Why did you stop doing comics? It's going to seem pretentious: I did my first comic and I won an award and between 2000 and 2004 I had all the awards you can have. I know I know how to do it, that's why I'm not interested in it anymore. The interesting thing is to learn something new. I made a film and realized that it was better when I worked with others, because that collective work brought me together. I've just made a film with Eduardo Noriega and Rossy de Palma and she doesn't care about the dialogue I've written, she adapts it in her own way and it's magnificent. She plays the character. I hate the past, that's why I don't like to be photographed. I want a car that doesn't have a reverse gear. The goal is to move forward, not to revisit a topic that already works.
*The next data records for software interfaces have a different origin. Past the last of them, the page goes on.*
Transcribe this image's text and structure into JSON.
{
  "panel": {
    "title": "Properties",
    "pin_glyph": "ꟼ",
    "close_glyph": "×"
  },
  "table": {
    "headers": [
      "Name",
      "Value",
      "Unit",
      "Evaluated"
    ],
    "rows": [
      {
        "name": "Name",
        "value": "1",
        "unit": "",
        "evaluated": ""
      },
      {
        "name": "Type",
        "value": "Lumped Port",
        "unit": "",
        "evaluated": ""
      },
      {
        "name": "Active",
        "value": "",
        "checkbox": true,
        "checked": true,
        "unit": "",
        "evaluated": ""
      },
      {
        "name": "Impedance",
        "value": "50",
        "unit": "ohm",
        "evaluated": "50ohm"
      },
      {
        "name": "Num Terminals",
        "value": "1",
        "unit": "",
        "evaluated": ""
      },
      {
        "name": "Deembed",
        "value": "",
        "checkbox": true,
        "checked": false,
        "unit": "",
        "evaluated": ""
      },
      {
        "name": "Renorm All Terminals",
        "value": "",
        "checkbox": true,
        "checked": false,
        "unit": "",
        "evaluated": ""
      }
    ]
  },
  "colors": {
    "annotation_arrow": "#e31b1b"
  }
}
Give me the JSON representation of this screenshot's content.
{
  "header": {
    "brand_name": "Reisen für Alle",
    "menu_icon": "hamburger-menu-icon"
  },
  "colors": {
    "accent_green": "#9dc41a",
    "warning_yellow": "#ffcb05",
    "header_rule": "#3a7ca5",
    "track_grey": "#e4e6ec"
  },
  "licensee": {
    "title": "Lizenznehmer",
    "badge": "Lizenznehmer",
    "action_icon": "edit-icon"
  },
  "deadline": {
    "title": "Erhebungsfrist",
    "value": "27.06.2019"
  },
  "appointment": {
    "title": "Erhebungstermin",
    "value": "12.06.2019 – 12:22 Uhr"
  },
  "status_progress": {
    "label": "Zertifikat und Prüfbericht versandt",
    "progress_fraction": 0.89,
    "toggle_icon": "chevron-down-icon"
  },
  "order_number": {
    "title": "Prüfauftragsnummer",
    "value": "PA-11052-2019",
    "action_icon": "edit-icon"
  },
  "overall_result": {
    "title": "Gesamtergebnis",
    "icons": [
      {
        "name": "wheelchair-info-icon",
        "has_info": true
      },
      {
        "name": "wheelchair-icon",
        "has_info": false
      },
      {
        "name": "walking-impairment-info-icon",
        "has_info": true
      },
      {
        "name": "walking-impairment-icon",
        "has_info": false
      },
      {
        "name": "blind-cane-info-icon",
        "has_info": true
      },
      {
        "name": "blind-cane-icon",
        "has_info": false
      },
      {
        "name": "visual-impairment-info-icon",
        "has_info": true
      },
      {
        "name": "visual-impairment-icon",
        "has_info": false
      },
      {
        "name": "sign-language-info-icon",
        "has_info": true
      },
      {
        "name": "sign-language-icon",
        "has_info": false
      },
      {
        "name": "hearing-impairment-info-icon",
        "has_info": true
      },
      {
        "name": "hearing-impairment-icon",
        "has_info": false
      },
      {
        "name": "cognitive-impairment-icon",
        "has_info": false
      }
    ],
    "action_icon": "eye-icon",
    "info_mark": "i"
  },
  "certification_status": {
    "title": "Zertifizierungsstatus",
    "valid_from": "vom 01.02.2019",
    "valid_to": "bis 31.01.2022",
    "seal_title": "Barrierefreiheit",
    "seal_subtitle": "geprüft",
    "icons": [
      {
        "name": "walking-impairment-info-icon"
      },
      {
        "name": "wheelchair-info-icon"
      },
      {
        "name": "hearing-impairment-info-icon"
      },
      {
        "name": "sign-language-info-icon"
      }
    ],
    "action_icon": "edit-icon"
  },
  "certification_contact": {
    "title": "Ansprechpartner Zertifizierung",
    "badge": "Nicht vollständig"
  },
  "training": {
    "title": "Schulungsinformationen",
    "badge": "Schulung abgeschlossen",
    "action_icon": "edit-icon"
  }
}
I like to go over a topic that is challenging and makes me feel in danger. She doesn't feel comfortable in the comfort zone... I hate comfort, what I like most in the world is chaos, because the universe is made up of chaos trying to organize itself. What would you say to the Marjane Satrapi who went into exile from Iran, the one from Persepolis? There are things that you need maturity to live, but when you're 20 years old you need the approval of others. We almost do acts of mental prostitution every day to be liked. It's taken me a long time to ask myself a question: "Do you like everybody?" No, there's only a minority you want. It still happens to me, that I get invited to a party and since I'm enthusiastic I say yes but then I don't feel like it. Last time I was told that the party was cancelled and it was as if I had won a million to the euromillion, when it would have been enough to say no. If there's one thing I would say to that young woman, it's to learn to say no. If it's not an enthusiastic and definitive 'yes', then it's a no. You've done comics, movies... Is there anything you don't think about? I've just filmed Paris Paradis, it's an ensemble film. But I've never had any plans, nor have I ever told myself I'm going to do this or that. Something comes along and I try. And what I think I would want to do today is not what I want to do years from now. Yes, I will make a film in Iran the day I can come back, but not as the exile that I am. Because my political analysis is linked to my nostalgia and my melancholy, and you can't put that in a play, unless it's to talk about it. I must not forget that I have lived 35 years of my life in Europe. I haven't been there for 23 years. Will you come back when the revolution triumphs? Of course, I know he will and I'll make a movie then, but I have to go because there's nothing that resembles Iran like Iran.